Ride: Interplay (Wichita)

Released May 3rd, 2024 via Wichita / By Richard Lewis
Ride: Interplay (Wichita) Reactivated on record since 2017 shoegaze pioneers Ride have experienced an Indian Summer of a career. Falling our of favour with the advent of Britpop, the quartet's second wind has produced Weather Diaries (2017) and This Is Not A Safe Place (2019), the latter in particular as strong as anything they released during their initial 1990-96 era.

Peace Sign kicks off Interplay in forthright fashion, adding to the Oxfordian's stockpile of perfect pop moments alongside Chelsea Girl, Twisterella and Future Love. Last Frontier is similarly upbeat, doffing its cap to New Order with Steve Queralt's plangent Hooky-style bassline.

With the opening double hit out of the way, the quartet venture into more experimental pastures. The synth shimmer of Light in a Quiet Room underlines the group's increasing focus on percolating electronic textures. A group never particularly noted for their lyrics, the couplet (I never took any good advice / I rode my luck for most of my life') stands out as one of their strongest, presumably autobiographical moments to date.

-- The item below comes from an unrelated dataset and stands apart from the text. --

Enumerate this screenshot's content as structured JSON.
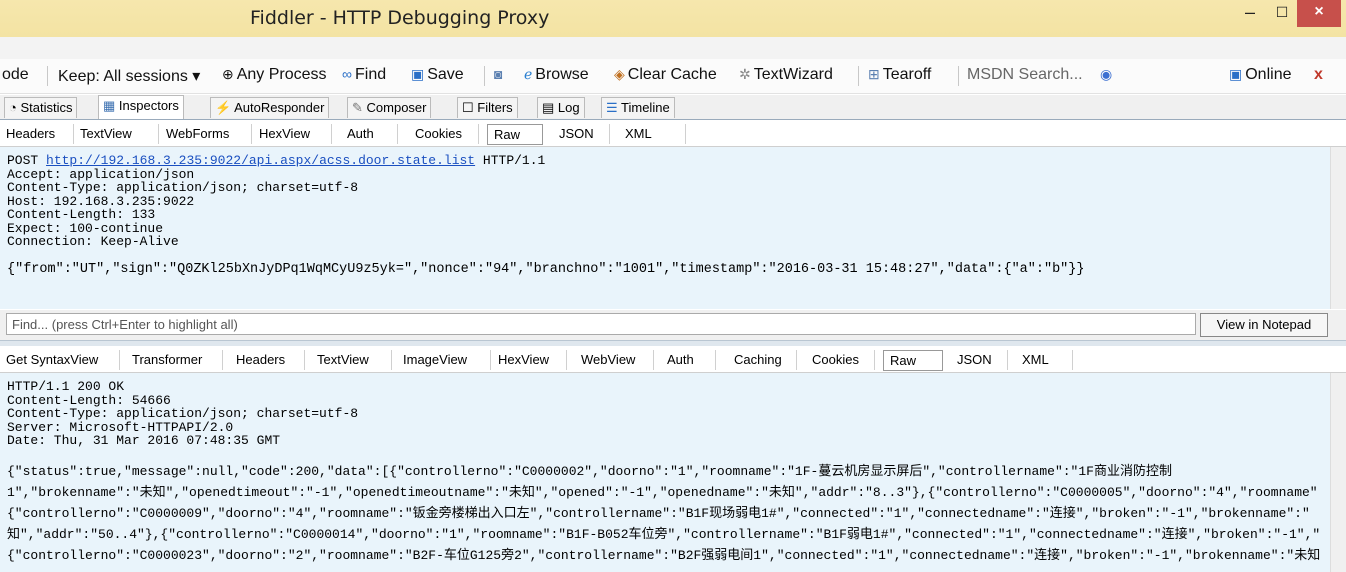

A spiky shard of synth pop redolent of OMD and psych minimalists Spacemen 3, Monaco underlines the group's increasing use of synths, whilst keeping Mark Gardener's plaintive vocals in focus. Stay Free is beautiful English psychedelic folk, a twilit variation on Weather Diaries' Shadows Behind the Sun, with the tumbling Last Night I Went Somewhere to Dream is cut from similar cloth. It's unclear whether Portland Rocks is named after the site off the Dorset coast or its US namesake (an ideal moniker for a festival in the Oregon wellspring).
An all-out shoegaze banger DIIV would be proud to call their own with Loz Colbert's exemplary beats well to the fore, this along with Midnight Rider sound like future live favourites.

In the minus column I Came to See the Wreck drags during its six minute runtime, while Sunrise Chaser and Yesterday Is Just a Song, a variation on the Bard's What's Past Is Prologue are pleasant but slightly inconsequential. Named after the walled Moroccan city complete with sample of a distant muezzin, Essaouira is a beatific drift of ambient guitar textures.

Pushing forward, unafraid to experiment after almost thirty-five years since they first debuted on vinyl, Ride still have inspiration to burn. 4/5